The Power of Memory to Reclaim What was Lost

By Benay Blend

In the article “Invention, Memory, and Place,” the late Edward Said reflects on the question of collective memory: what is remembered, how, and in what form? Both Susan Abulhawa’s Against the Loveless World (2020) and Alicia Elliott’s A Mind Spread Out on the Ground (2020) illustrate the ways that memories—individual and collective—are conceptualized to deal with trauma and assert resistance. In particular, both authors look at remembrance as a tool that refugees might use as a guard against erasure and extinction.

“Things that were stolen once can be stolen back” (16), Elliot asserts, and in this way, her memoir looks at how memory can be a creator of new meanings, an active process that places her in control. As she asserted in an interview, “We have to figure out how to navigate our truths around what they want from us.”

For Palestinians, memory also affirms identity. Like Elliott, a caretaker of Mohawk history, Abulhawa’s tale centers on the freedom fighter, Nahr who recounts her story but in this case from the confines of Israeli jail. There she “want[s] to tell it as storytellers do,” weaving together “images, smells, and sounds” that give her history meaning.

In Nakba: Palestine, 1948 and the Claims of Memory, Ahmad Sa’di and Lila Abu-Lughod write that Palestinian memory is at its core political in that it always struggles “against a much-contested present” (3). Despite displacement, Palestinians and Native people continue to remember their history and understand their place in the world based on their own realities.

As Indigenous people who live under the weight of colonialism, Alicia Elliott, through life-writing, and Abulhawa, through fiction, use words as a means to write their way through pain. “Depression could slip in entirely unnoticed,” claims Elliott, “and dress itself up as normalcy” (4), which she believes is the way that colonization has affected her people since contact.

“Numbness is often how people describe their experience of depression” (9), she continues, and the cure for that is to reinforce self-worth through reclaiming culture and language. “Intergenerational trauma, racism, sexism, colonialism, homophobia, transphobia” (11)—all of the problems that came after contact are experienced as “literally” a mind “stretched or sprawled on the ground” (12).

“Both depression and colonialism have stolen my language” (14) Elliott explains. “Because culture lives and breathes” (11) inside a people’s words, eradicating a particular vernacular has far-reaching effects on mental health. Nevertheless, she struggles against colonialism the same way that she fights depression, by championing the value of her culture along with personal self-worth.

“Every breath I choose to take is a tiny revolution,” writes Elliott, “a rebellion against the forces that tell me I should stop” (14). In this way she becomes part of a centuries-old legacy of resistance, a movement that connects her struggle to the land and to other Indigenous peoples around the world.
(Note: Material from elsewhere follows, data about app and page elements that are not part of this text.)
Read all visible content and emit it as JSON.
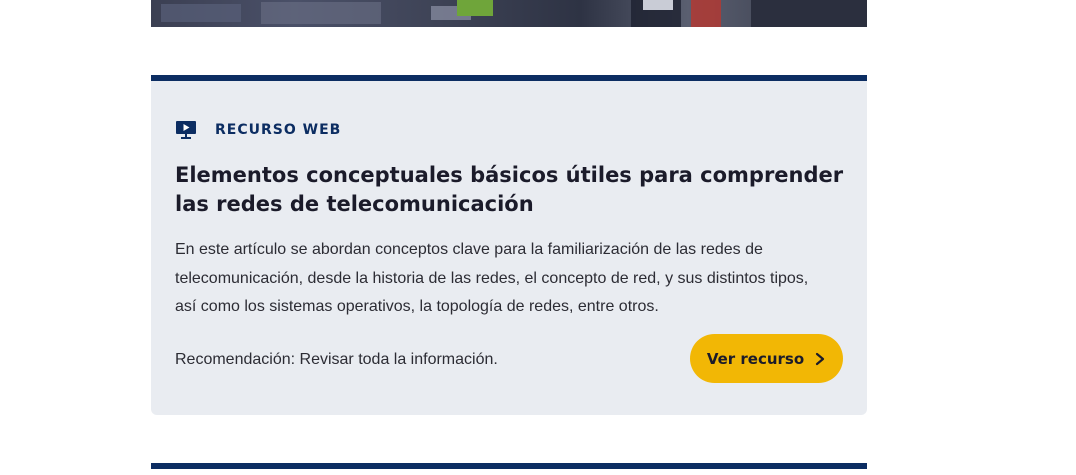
{
  "resource": {
    "type_label": "RECURSO WEB",
    "type_icon": "monitor-play-icon",
    "title": "Elementos conceptuales básicos útiles para comprender las redes de telecomunicación",
    "description": "En este artículo se abordan conceptos clave para la familiarización de las redes de telecomunicación, desde la historia de las redes, el concepto de red, y sus distintos tipos, así como los sistemas operativos, la topología de redes, entre otros.",
    "recommendation": "Recomendación: Revisar toda la información.",
    "button_label": "Ver recurso",
    "button_icon": "chevron-right-icon"
  },
  "colors": {
    "accent_navy": "#0c2d62",
    "button_yellow": "#f2b705",
    "card_background": "#e9ecf1"
  }
}
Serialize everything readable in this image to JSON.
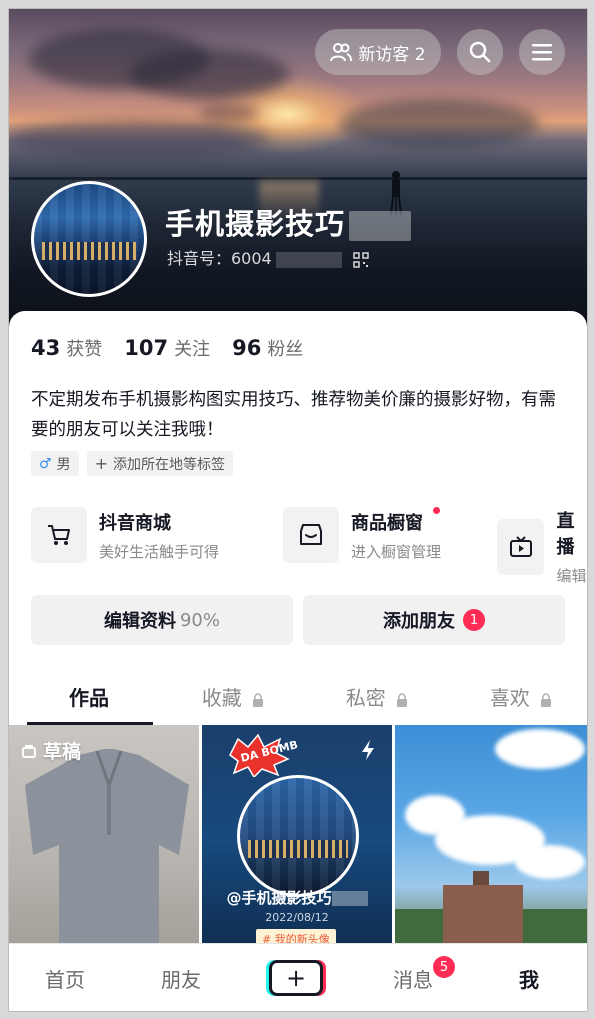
{
  "header": {
    "visitor_label": "新访客 2",
    "display_name": "手机摄影技巧",
    "douyin_id": "抖音号：6004"
  },
  "stats": [
    {
      "num": "43",
      "label": "获赞"
    },
    {
      "num": "107",
      "label": "关注"
    },
    {
      "num": "96",
      "label": "粉丝"
    }
  ],
  "bio": "不定期发布手机摄影构图实用技巧、推荐物美价廉的摄影好物，有需要的朋友可以关注我哦！",
  "tags": {
    "gender": "男",
    "add_label": "添加所在地等标签"
  },
  "services": [
    {
      "title": "抖音商城",
      "subtitle": "美好生活触手可得",
      "icon": "cart-icon"
    },
    {
      "title": "商品橱窗",
      "subtitle": "进入橱窗管理",
      "icon": "shop-icon",
      "dot": true
    },
    {
      "title": "直播",
      "subtitle": "编辑",
      "icon": "tv-icon"
    }
  ],
  "actions": {
    "edit_label": "编辑资料",
    "edit_progress": "90%",
    "add_friend_label": "添加朋友",
    "add_friend_badge": "1"
  },
  "tabs": [
    {
      "label": "作品",
      "active": true
    },
    {
      "label": "收藏",
      "locked": true
    },
    {
      "label": "私密",
      "locked": true
    },
    {
      "label": "喜欢",
      "locked": true
    }
  ],
  "grid": {
    "draft_label": "草稿",
    "bomb_text": "DA BOMB",
    "video_handle": "@手机摄影技巧",
    "video_date": "2022/08/12",
    "video_tag": "# 我的新头像"
  },
  "bottom_nav": {
    "home": "首页",
    "friends": "朋友",
    "plus": "+",
    "messages": "消息",
    "messages_badge": "5",
    "me": "我"
  },
  "colors": {
    "accent_red": "#fe2c55",
    "text_primary": "#161823",
    "text_secondary": "#8a8a8a"
  }
}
Abulhawa’s Nahr is also practiced in reclaiming space. In her case, she takes over the colonizer’s court by singing in Arabic to drown out the Hebrew that she does not understand. Her journey has been an exile’s path, never staying in one place too long. It is only when she returns to Palestine that she feels at home, sure of her own identity.

Finally, when she marries Bilal, her first husband Mhammad’s brother, her mother embroiders a traditional thobe for her to wear, an act of resistance in itself. “I thought a lot about this and decided to use the basic patterns of a Jerusalem thobe,” explains her mother, “because we’re being erased from her story and her stone” (289).

A caretaker of culture and history, Nahr’s mother resists erasure in much the same way as Elliott, by passing on collective memory and tradition. Her lessons stand Nahr in good stead after she is arrested. Restricted to the Cube, a state-of-the-art solitary cell, Nahr feels robbed of all emotion. Cut off completely from the outside world, the Cube is “devoid of time” (4), replaced instead by a “yawning stretch of something unnamed, without present, future, or past” (4) which she fills with an “imagined or remembered life” (4).

Like Elicia Elliott, Nahr resists depression by taking back her life. In an interview, Abulhawa says that some of her early memories are of “dislocated people” trying to find meaning in their traditions—“food, large gatherings of family and friends, storytelling”—all of the ways of coping that she writes into the characters in her books.

“A composite of real and imagined women,” Nahr is an amalgam, explains Abulhawa, of “refugees, sex workers, patriarchy, war, imperialism, colonialism,” and like the real-life Alicia Elliott, a product of “love and armed resistance.”

“I think that when a writer doesn’t have a good understanding of who they are and what their beliefs are,” Elliott asserts, “they are going to necessarily lack the conviction in their writing to go daring places, and ask daring questions.” How we make and maintain space is a question that both women have tried to answer in their writing.

– Benay Blend earned her doctorate in American Studies from the University of New Mexico. Her scholarly works include Douglas Vakoch and Sam Mickey, Eds. (2017), “’Neither Homeland Nor Exile are Words’: ‘Situated Knowledge’ in the Works of Palestinian and Native American Writers”. She contributed this article to The Palestine Chronicle.